Uruguay entrepreneur

“When it comes to creating a TV network, there are three core costs: the cost to license the content, internal operational costs and distribution costs,” says Pablo Salomon, CEO and Co-Founder of Inetsat in Montevideo, Uruguay. “The traditional method of distributing content via satellite is a huge cost for a TV network (typically $20,000 USD per channel per month). That’s where Inetsat can make a huge impact.” Instead of using satellites, Inetsat allows TV networks to deliver channels to cable operators over a low bandwidth internet connections, ultimately saving TV networks 5-10 times the cost. “That’s our initial value proposition.” Inetsat can also help smaller channels launch who can’t coudn’t afford to utilize satellite technology, while also providing primary or disaster recovery channel playout and distribution for other networks.

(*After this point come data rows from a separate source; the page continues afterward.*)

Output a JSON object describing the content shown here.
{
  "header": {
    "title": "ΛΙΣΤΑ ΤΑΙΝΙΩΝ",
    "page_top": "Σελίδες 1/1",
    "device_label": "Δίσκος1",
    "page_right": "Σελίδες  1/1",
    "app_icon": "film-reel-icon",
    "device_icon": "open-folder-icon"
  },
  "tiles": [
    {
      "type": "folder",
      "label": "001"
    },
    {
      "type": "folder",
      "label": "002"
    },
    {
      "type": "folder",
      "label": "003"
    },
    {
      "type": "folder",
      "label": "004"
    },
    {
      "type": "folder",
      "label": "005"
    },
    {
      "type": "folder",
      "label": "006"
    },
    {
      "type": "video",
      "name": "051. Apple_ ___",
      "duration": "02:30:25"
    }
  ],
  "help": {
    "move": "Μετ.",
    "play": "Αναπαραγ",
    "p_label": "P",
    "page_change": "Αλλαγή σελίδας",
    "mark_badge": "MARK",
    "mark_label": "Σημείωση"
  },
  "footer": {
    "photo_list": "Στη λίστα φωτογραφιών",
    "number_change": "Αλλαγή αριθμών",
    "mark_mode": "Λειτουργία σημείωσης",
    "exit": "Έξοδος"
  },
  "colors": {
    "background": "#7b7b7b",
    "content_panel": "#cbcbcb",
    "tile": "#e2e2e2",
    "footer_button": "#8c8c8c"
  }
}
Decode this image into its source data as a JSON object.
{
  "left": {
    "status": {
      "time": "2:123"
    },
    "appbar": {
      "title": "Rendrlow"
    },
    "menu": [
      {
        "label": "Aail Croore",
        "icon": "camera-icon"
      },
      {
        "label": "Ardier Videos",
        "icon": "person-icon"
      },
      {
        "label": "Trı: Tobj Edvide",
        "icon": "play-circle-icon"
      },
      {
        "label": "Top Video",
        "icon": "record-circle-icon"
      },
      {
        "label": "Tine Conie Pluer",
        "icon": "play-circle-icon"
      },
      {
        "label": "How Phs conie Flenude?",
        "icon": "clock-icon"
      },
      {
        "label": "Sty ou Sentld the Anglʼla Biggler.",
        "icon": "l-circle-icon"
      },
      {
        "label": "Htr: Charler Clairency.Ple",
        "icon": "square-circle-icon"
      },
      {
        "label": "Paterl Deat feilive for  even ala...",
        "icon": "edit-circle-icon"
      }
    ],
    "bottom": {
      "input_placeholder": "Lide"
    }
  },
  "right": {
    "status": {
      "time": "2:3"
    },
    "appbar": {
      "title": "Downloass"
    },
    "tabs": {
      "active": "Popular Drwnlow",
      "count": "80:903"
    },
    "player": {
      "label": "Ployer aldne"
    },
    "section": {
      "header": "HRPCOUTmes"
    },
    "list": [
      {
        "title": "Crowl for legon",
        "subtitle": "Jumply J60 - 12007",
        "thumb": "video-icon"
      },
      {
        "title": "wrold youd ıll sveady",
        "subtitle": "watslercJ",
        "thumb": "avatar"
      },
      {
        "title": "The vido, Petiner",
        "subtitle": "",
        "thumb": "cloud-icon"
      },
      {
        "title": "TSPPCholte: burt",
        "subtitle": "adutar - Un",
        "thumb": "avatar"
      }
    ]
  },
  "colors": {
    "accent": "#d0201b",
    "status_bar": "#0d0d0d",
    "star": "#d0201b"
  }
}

Despite cable operators being what is considered a dyeing industry, Fortune Magazine named Inetsat as one of the top 10 most innovative Latin American firms in 2013. “Yes we are serving a dying industry, but that’s playing to our favor for now,” states Pablo. TV networks are being pressured to cut costs to compete with Netflix and other OTT offerings and Inetsat can be the tool for traditional TV Cable distribution to compete. “You also have to keep in mind that cable subscribers are still increasing, especially in the developing world. It’s going to take a generational change for the clock to turn in the industry and for cable to start disappearing. By then, we’ll be doing something even more fun.”

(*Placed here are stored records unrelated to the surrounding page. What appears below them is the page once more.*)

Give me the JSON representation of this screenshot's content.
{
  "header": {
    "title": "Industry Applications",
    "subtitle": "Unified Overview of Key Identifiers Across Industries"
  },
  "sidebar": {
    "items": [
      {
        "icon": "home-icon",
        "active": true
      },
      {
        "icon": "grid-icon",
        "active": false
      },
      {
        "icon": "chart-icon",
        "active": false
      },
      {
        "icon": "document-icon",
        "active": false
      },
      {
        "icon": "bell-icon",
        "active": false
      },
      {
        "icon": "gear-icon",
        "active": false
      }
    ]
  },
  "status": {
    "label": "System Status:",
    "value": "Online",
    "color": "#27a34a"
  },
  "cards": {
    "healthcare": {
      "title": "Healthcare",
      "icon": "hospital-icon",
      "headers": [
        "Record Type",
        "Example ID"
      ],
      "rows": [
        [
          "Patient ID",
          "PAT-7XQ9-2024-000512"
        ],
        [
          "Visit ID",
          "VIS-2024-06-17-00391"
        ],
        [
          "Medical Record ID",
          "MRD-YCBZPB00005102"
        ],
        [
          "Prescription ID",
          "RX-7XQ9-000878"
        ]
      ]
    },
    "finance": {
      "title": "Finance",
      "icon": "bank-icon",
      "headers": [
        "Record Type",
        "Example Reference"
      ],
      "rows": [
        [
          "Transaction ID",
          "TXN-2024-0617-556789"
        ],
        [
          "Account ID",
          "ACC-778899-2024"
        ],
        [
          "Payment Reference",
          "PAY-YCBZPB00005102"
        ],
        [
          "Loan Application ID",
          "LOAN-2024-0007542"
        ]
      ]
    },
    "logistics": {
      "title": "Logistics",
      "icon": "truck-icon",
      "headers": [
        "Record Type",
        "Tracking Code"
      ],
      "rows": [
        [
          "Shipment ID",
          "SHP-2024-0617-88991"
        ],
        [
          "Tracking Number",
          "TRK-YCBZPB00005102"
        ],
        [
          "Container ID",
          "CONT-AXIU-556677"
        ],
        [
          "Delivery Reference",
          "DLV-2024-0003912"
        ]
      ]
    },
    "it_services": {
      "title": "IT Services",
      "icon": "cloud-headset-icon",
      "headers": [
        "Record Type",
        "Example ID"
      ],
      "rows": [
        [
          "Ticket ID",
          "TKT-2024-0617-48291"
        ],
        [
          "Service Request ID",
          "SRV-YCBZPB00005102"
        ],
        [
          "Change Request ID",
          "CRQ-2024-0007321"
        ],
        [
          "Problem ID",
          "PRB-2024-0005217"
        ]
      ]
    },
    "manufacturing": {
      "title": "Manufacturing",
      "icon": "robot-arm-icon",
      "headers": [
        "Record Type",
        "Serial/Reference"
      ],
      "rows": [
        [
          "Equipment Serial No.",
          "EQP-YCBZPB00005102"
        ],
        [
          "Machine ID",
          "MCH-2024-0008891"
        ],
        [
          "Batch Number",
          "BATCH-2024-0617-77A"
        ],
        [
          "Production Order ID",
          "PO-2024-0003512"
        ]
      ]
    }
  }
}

Pablo isn’t new to building companies. By age ten, he started developing his first software programs and by 13, started selling it. At age 23 in 1999, he started his first official tech company – a social media business that eventually pivoted and became an instant messaging producer for third party portals. In 2009, the company was acquired by a publicly traded company from India.

“The way I approached my second tech startup was completely different than the first,” explains Pablo. “I learned a lot of things from that first startup. Especially, that forming a business is a long-term commitment. I spent a year researching and tweaking the business concept behind Inetsat before jumping into it.” Pablo cautions would-be-entrepreneurs to be aware of the needed research period before launching a startup. “Entrepreneurs need to recognize that there is a needed period of time where they are validating the idea – a period where your idea matures. They should speak with potential customers and investors about the concept and take into account their advice.”

A second piece of advice Pablo offers is, “the importance of being able to say no. Many entrepreneurs say yes to sales they shouldn’t take on. When you deviate from your business, you lose focus and that can be dangerous to the startup.”